In 2004, two HIV+ people allowed me to photograph them and show their faces. At that point, I considered this series of photographs finished.

Eric Gottesman

The outsider-insider collaboration can be a productive conversation among profoundly different points of view, each seeing some of what the other misses.

If Robert Frank had published his work, The Americans, these days, it would have generated an incredible and widely contested debate in American society, which would add layers of meaning that would enlarge or question some of Frank’s acerbic visions.

Photographer Brian Palmer went to Iraq for six weeks and lived with U.S. troops there, publishing a blog or web album called “Digital Diary: Witnessing the War” that documented the day-to-day lives of soldiers so that families could understand what their loved ones were doing on the front line. On this site the author, along with the photographs, the author wrote a record of the events, while readers could add their comments.


“Berger’s sense of recording for those photographed has found at least a partial solution”

Adam Stacey, on a tube train between King’s Cross and Russell Square, London, 7 July 2005, during the 7 July 2005 London bombings.

In relation to the 2005 London bombings, it is interesting how the first (second and third) draft of the news was written by the pedestrians themselves who were involved in the attacks.  From the photograph sent by Adam Stacey, some blogs picked up and spread the news quickly, until it reached the official media (Sky News, the Associated Press and finally the BBC and the Guardian newspaper). But the most detailed follow-up happened on Wikipedia:

But perhaps the biggest story on Thursday was Wikipedia, the online encyclopedia that Internet users around the world freely add to and edit. Yesterday’s entry on the London bombings was amended, edited and updated by hundreds of readers no fewer than 2,800 times throughout the day. “It’s very different than what you get on CNN,” explains Wikipedia founder Jimmy Wales. “You get background. On TV you see images of blown-up buses, but you don’t have information on the different tube stops.” The entry has photographs, detailed timelines, contact numbers, a complete translated statement by the jihadist group claiming responsibility for the attacks and links to other Wikipedia entries offering context on everything from the London Underground to British Summer Time.

What happened Thursday is not done happening yet, nor will it be for a very long time.

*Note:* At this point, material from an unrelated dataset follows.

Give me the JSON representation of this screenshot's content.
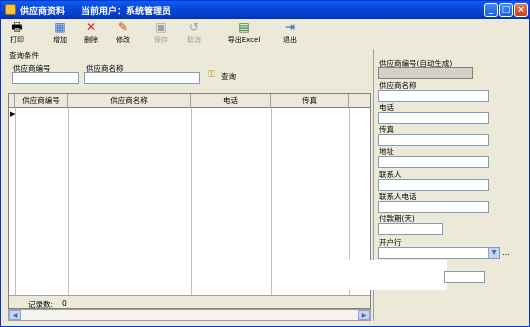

But one lesson that may already be gleaned is this: it is no longer newspapers, as the old maxim goes, that write the first draft of history. Cable news may offer instant images, but it has always been the role of the written word, meaning newspapers, to capture fleeting events and distill them into historical record. But by the time the first editions of print newspapers hit newsstands Friday morning, citizen journalists had already written that first draft, and in some respects the second and third draft, online. Factoring in Wikipedia’s coverage of Thursday’s terror, you might even say today’s papers are finally getting around to offering history’s 2,801st draft.

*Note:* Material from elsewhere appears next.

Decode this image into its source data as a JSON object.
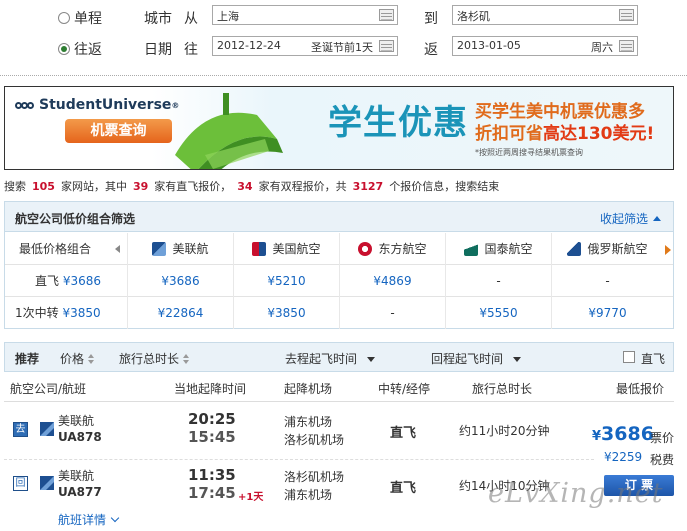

Constructive Interventions

Some examples of interventions that allow the viewer to know more about a situation, volunteer, contribute, vote or articulate an opinion.

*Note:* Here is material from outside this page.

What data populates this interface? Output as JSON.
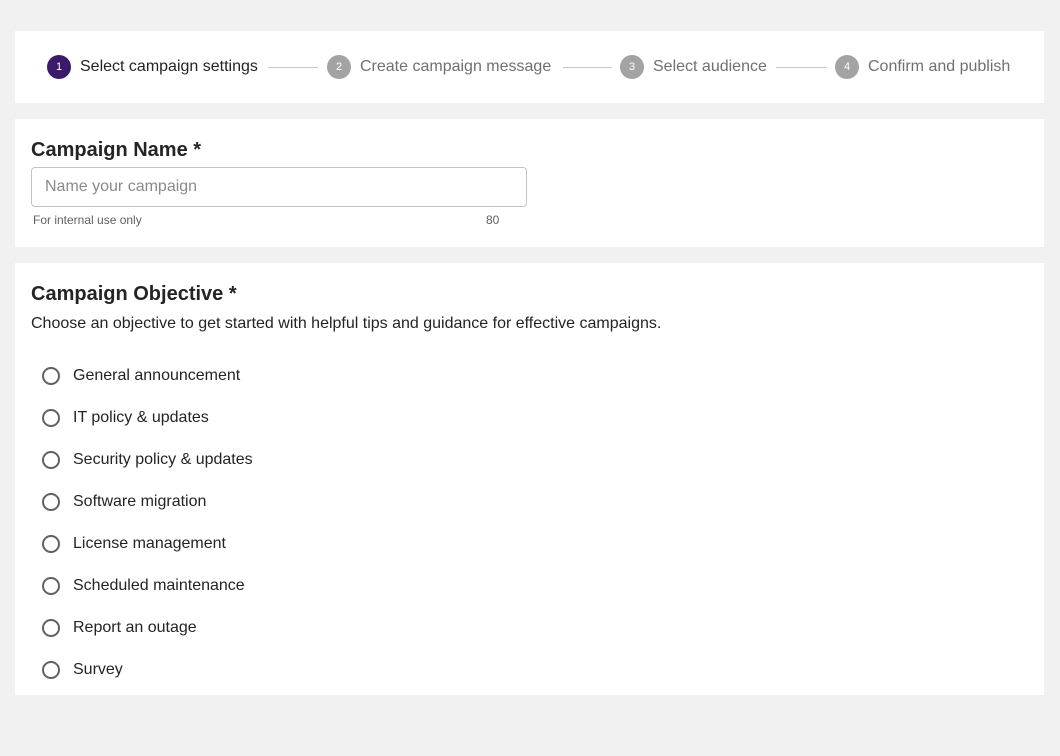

Georgia Institute of Technology: Digital Family Portrait


High school Girls use Cell Phone Camera to Capture Subway Perv (Article mentioned by Ritchin not found)

Destructive intervention: Happy Slapping

Happy slapping was a fad originating in the United Kingdom around 2005, in which one or more people out of boredom attack a victim for the purpose of recording the assault (commonly with a camera phone or a smartphone). Though the term usually refers to relatively minor acts of violence such as hitting or slapping the victim, more serious crimes such as the manslaughter of a pensioner and sexual assault have been classified as “happy slapping” by the BBC.